Domestic worker and founding member of The Voice of Domestic Workers, Marissa campaigns for justice and rights for Britain’s migrant domestic workers. She helps them to flee abusive families and find safety.
Marissa is a domestic worker, mother of three and founding member of The Voice of Domestic Workers an education and campaigning charity calling for justice and rights for Britain’s 16,000 overseas domestic workers. The charity provides educational and community activities for domestic workers – including English language lessons, drama and art classes, and employment advice. It also mounts rescues for domestic workers stuck with abusive employers. Living in the Philippines Marissa just wanted to be a normal mother, working, earning a salary, which would enable her to look after her children, feed and clothe them and be able to pay for hospital treatment when necessary. Finding this impossible to do Marissa, like many women living in the Philippines, left her children to become a domestic worker first in Singapore, then Hong Kong and eventually London. During this time she experienced different kinds of abuse including financial and sexual harassment but eventually found a family who treated her well. “Not everyone has the courage to fight” so she fights on behalf of domestic workers in the UK, helping them to flee abusive families and find safety.

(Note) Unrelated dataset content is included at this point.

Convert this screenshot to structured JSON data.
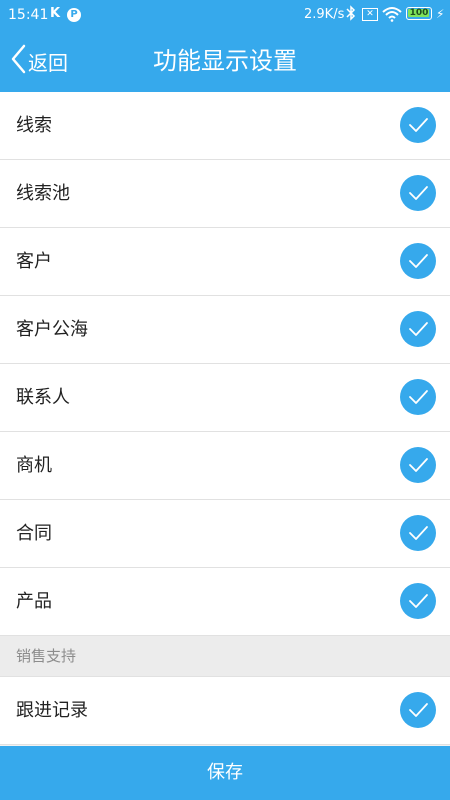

“We are weak as individuals, stronger as a collective.”
Domestic workers are undervalued by society, but Marissa sees them as the ‘fuel of the economy’ and wants them to be recognised as such. Marissa shares her journey as a domestic worker, the challenges that changes to government policy have had on the women she seeks to support, and her fight to ensure that domestic workers are recognised as workers.
Members of The Voice of Domestic Workers network, Future Voices, were featured on the BBC World Service documentary, ‘Other People’s Children’.